AIM OF THE EXERCISE: Lines below that include the word "Healy" should each be copied.

Element data from apps and pages:
· · · · · · ·

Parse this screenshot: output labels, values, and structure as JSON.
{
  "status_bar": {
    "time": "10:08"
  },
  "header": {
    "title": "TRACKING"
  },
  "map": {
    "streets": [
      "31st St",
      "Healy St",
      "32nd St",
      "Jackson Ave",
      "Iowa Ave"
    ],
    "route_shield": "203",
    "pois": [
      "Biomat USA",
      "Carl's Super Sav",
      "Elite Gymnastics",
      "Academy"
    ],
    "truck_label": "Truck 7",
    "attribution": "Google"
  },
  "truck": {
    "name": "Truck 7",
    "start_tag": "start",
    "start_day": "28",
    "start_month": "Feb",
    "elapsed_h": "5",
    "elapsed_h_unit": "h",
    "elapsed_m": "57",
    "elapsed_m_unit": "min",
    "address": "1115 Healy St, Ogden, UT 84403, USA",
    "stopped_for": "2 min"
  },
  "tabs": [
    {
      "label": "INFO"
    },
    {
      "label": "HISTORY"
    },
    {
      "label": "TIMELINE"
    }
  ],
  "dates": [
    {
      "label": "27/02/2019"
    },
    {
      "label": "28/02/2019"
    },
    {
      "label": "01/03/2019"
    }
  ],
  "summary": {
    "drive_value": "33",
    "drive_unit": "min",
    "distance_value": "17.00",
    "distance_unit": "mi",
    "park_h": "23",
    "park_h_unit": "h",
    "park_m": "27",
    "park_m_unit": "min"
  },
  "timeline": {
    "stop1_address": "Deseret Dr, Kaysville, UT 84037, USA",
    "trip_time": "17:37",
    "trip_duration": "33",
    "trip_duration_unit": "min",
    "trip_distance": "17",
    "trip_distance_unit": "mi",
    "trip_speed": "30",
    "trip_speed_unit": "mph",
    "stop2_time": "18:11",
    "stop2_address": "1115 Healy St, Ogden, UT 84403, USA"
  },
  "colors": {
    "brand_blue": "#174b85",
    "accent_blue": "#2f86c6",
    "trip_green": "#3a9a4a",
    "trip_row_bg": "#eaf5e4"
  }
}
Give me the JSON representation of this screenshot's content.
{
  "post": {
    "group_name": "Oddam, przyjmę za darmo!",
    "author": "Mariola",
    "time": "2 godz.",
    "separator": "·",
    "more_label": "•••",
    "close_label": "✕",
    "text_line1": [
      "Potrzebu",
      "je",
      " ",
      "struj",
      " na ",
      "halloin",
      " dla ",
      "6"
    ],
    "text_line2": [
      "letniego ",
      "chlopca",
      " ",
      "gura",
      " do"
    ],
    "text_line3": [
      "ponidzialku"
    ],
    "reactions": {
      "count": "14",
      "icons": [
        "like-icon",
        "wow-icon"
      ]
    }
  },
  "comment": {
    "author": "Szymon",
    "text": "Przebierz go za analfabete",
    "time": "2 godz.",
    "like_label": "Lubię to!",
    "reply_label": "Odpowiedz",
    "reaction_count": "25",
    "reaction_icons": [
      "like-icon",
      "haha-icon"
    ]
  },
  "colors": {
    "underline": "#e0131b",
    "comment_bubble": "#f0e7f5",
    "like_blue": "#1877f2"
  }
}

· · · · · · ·

EXERCISE ANSWER:
      "Healy St",
    "address": "1115 Healy St, Ogden, UT 84403, USA",
    "stop2_address": "1115 Healy St, Ogden, UT 84403, USA"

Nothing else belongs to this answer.